We are usually taught that slavery was ended by Lincoln’s Emancipation Proclamation and the North’s victory in the war. But slavery may have been doomed as soon as the South seceded and the North started encouraging runaways: “’The institution of slavery is already so undermined and demoralized’ wrote Linton Stephens to his brother, the Confederate Vice-President in October of 1863, ‘as never to be of much use to use, even if we had peace and independence today’… Liberation, so often presented as something the Union did for blacks, was as much something they did for themselves.” (p212)

At least by the desperate times of 1865, the Confederates were willing to give up on slavery: “the Davis Administration promised full emancipation to the British and French governments in exchange for recognition.” (p281)

Louisiana makes many appearances, none of them flattering: “In the words of a Carpetbag governor of Louisiana, ‘I don’t pretend to be honest.
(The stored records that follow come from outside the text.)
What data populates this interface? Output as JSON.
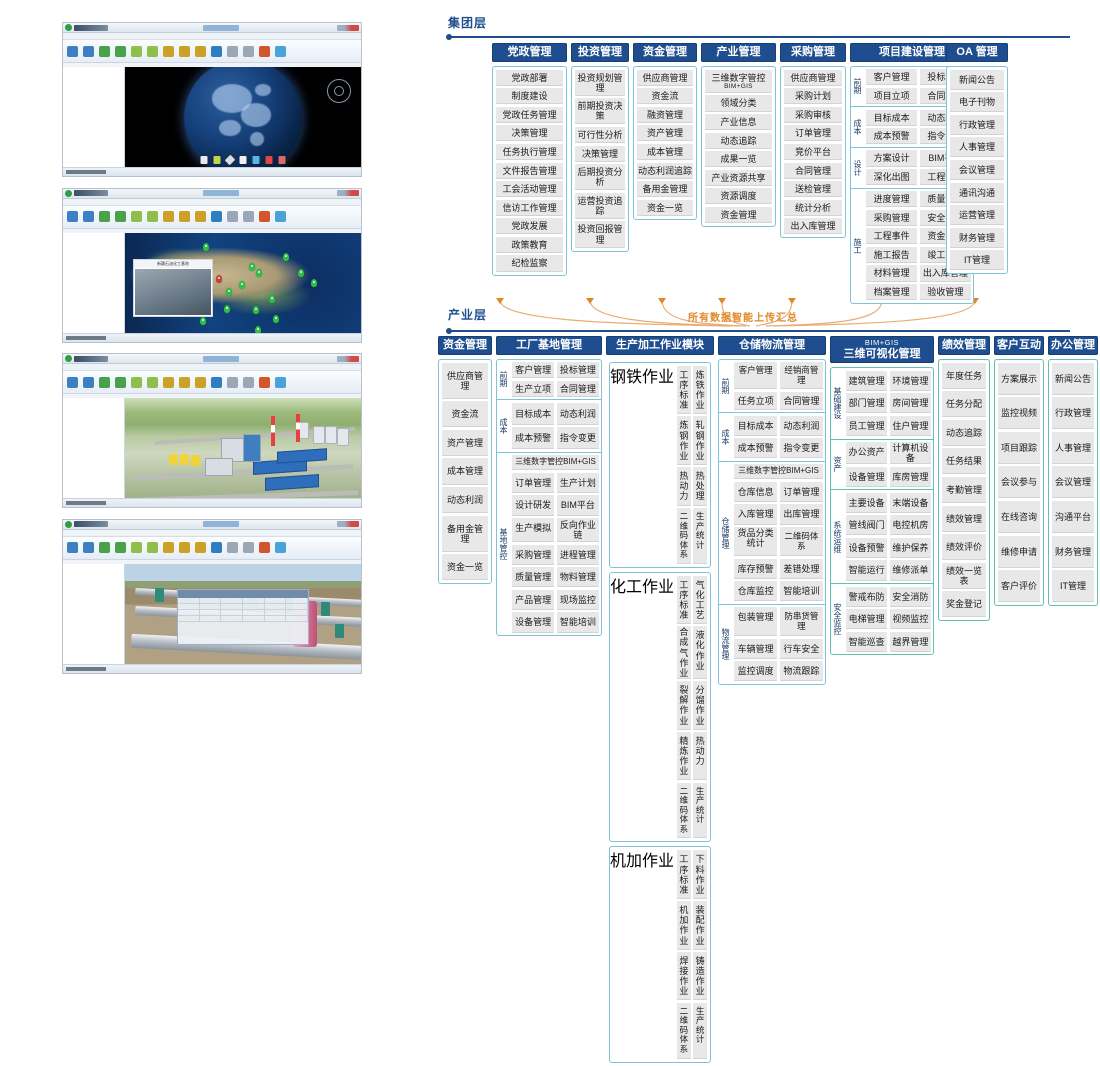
{
  "screenshots": [
    {
      "name": "globe-3d-earth-view",
      "caption": ""
    },
    {
      "name": "china-map-bases-view",
      "caption": "新疆石油化工基地"
    },
    {
      "name": "plant-3d-overview",
      "caption": ""
    },
    {
      "name": "pipeline-equipment-detail",
      "caption": ""
    }
  ],
  "diagram": {
    "group_layer": {
      "label": "集团层",
      "groups": [
        {
          "title": "党政管理",
          "items": [
            "党政部署",
            "制度建设",
            "党政任务管理",
            "决策管理",
            "任务执行管理",
            "文件报告管理",
            "工会活动管理",
            "信访工作管理",
            "党政发展",
            "政策教育",
            "纪检监察"
          ]
        },
        {
          "title": "投资管理",
          "items": [
            "投资规划管理",
            "前期投资决策",
            "可行性分析",
            "决策管理",
            "后期投资分析",
            "运营投资追踪",
            "投资回报管理"
          ]
        },
        {
          "title": "资金管理",
          "items": [
            "供应商管理",
            "资金流",
            "融资管理",
            "资产管理",
            "成本管理",
            "动态利润追踪",
            "备用金管理",
            "资金一览"
          ]
        },
        {
          "title": "产业管理",
          "items": [
            "三维数字管控",
            "领域分类",
            "产业信息",
            "动态追踪",
            "成果一览",
            "产业资源共享",
            "资源调度",
            "资金管理"
          ],
          "first_item_sub": "BIM+GIS"
        },
        {
          "title": "采购管理",
          "items": [
            "供应商管理",
            "采购计划",
            "采购审核",
            "订单管理",
            "竞价平台",
            "合同管理",
            "送检管理",
            "统计分析",
            "出入库管理"
          ]
        },
        {
          "title": "项目建设管理",
          "segments": [
            {
              "side": "前期",
              "cells": [
                "客户管理",
                "投标管理",
                "项目立项",
                "合同管理"
              ]
            },
            {
              "side": "成本",
              "cells": [
                "目标成本",
                "动态利润",
                "成本预警",
                "指令变更"
              ]
            },
            {
              "side": "设计",
              "cells": [
                "方案设计",
                "BIM平台",
                "深化出图",
                "工程预算"
              ]
            },
            {
              "side": "施工",
              "cells": [
                "进度管理",
                "质量管理",
                "采购管理",
                "安全管理",
                "工程事件",
                "资金管理",
                "施工报告",
                "竣工管理",
                "材料管理",
                "出入库管理",
                "档案管理",
                "验收管理"
              ]
            }
          ]
        },
        {
          "title": "OA 管理",
          "items": [
            "新闻公告",
            "电子刊物",
            "行政管理",
            "人事管理",
            "会议管理",
            "通讯沟通",
            "运营管理",
            "财务管理",
            "IT管理"
          ]
        }
      ]
    },
    "flow_note": "所有数据智能上传汇总",
    "industry_layer": {
      "label": "产业层",
      "groups": [
        {
          "title": "资金管理",
          "items": [
            "供应商管理",
            "资金流",
            "资产管理",
            "成本管理",
            "动态利润",
            "备用金管理",
            "资金一览"
          ]
        },
        {
          "title": "工厂基地管理",
          "segments": [
            {
              "side": "前期",
              "cells": [
                "客户管理",
                "投标管理",
                "生产立项",
                "合同管理"
              ]
            },
            {
              "side": "成本",
              "cells": [
                "目标成本",
                "动态利润",
                "成本预警",
                "指令变更"
              ]
            },
            {
              "side": "基地管控",
              "cells": [
                "三维数字管控BIM+GIS",
                "订单管理",
                "生产计划",
                "设计研发",
                "BIM平台",
                "生产模拟",
                "反向作业链",
                "采购管理",
                "进程管理",
                "质量管理",
                "物料管理",
                "产品管理",
                "现场监控",
                "设备管理",
                "智能培训"
              ],
              "first_full": true
            }
          ]
        },
        {
          "title": "生产加工作业模块",
          "segments": [
            {
              "side": "钢铁作业",
              "cells": [
                "工序标准",
                "炼铁作业",
                "炼钢作业",
                "轧钢作业",
                "热动力",
                "热处理",
                "二维码体系",
                "生产统计"
              ]
            },
            {
              "side": "化工作业",
              "cells": [
                "工序标准",
                "气化工艺",
                "合成气作业",
                "液化作业",
                "裂解作业",
                "分馏作业",
                "精炼作业",
                "热动力",
                "二维码体系",
                "生产统计"
              ]
            },
            {
              "side": "机加作业",
              "cells": [
                "工序标准",
                "下料作业",
                "机加作业",
                "装配作业",
                "焊接作业",
                "铸造作业",
                "二维码体系",
                "生产统计"
              ]
            }
          ]
        },
        {
          "title": "仓储物流管理",
          "segments": [
            {
              "side": "前期",
              "cells": [
                "客户管理",
                "经销商管理",
                "任务立项",
                "合同管理"
              ]
            },
            {
              "side": "成本",
              "cells": [
                "目标成本",
                "动态利润",
                "成本预警",
                "指令变更"
              ]
            },
            {
              "side": "仓储管理",
              "cells": [
                "三维数字管控BIM+GIS",
                "仓库信息",
                "订单管理",
                "入库管理",
                "出库管理",
                "货品分类统计",
                "二维码体系",
                "库存预警",
                "差错处理",
                "仓库监控",
                "智能培训"
              ],
              "first_full": true
            },
            {
              "side": "物流管理",
              "cells": [
                "包装管理",
                "防串货管理",
                "车辆管理",
                "行车安全",
                "监控调度",
                "物流跟踪"
              ]
            }
          ]
        },
        {
          "title": "三维可视化管理",
          "title_sub": "BIM+GIS",
          "segments": [
            {
              "side": "基础建设",
              "cells": [
                "建筑管理",
                "环境管理",
                "部门管理",
                "房间管理",
                "员工管理",
                "住户管理"
              ]
            },
            {
              "side": "资产",
              "cells": [
                "办公资产",
                "计算机设备",
                "设备管理",
                "库房管理"
              ]
            },
            {
              "side": "系统运维",
              "cells": [
                "主要设备",
                "末端设备",
                "管线阀门",
                "电控机房",
                "设备预警",
                "维护保养",
                "智能运行",
                "维修派单"
              ]
            },
            {
              "side": "安全监控",
              "cells": [
                "警戒布防",
                "安全消防",
                "电梯管理",
                "视频监控",
                "智能巡查",
                "越界管理"
              ]
            }
          ]
        },
        {
          "title": "绩效管理",
          "items": [
            "年度任务",
            "任务分配",
            "动态追踪",
            "任务结果",
            "考勤管理",
            "绩效管理",
            "绩效评价",
            "绩效一览表",
            "奖金登记"
          ]
        },
        {
          "title": "客户互动",
          "items": [
            "方案展示",
            "监控视频",
            "项目跟踪",
            "会议参与",
            "在线咨询",
            "维修申请",
            "客户评价"
          ]
        },
        {
          "title": "办公管理",
          "items": [
            "新闻公告",
            "行政管理",
            "人事管理",
            "会议管理",
            "沟通平台",
            "财务管理",
            "IT管理"
          ]
        }
      ]
    }
  },
  "colors": {
    "header_blue": "#1e4e8f",
    "border_cyan": "#7fc3d6",
    "cell_gray": "#e8e8e8",
    "accent_orange": "#e08828",
    "label_blue": "#1f4e8c"
  }
}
I only pretend to be as honest as anyone in politics… Why, damn it, everyone is demoralizing down here. Corruption is the fashion.” (p314)

Somehow I had no real idea who Salmon P. Chase was before reading this book. Turns out he was a Governor and Senator from Ohio, US Secretary of the Treasury under Lincoln, Chief Justice of the Supreme Court, and founder of 3 political parties- including the Republicans. “Chief Justice Salmon P. Chase, in one of the most astonishing cases of intellectual honesty on the part of a public official, implicitly branded his own prior actions as Secretary of the Treasury unconstitutional when the court struck down the Greenback’s retroactive legal-tender provision.” (p330)

Either a slave revolt or compensated emancipation might have had much better outcomes than the Civil War: “Rather than revolutionary violence wielded by bondsmen themselves from the bottom up, a violence that at least had the potential to be pinpointed against the South’s guilty minority of slaveowners, the Civil War involved indiscriminate State violence directed from the top down. Nor would an insurgency’s economic devastation likely have reached the war’s $6.6 billion cost (in 1860 prices), about evenly divided between the two sides. The North’s portion alone was enough to buy all slaves and set up each family with forty acres and a mule.” (p355)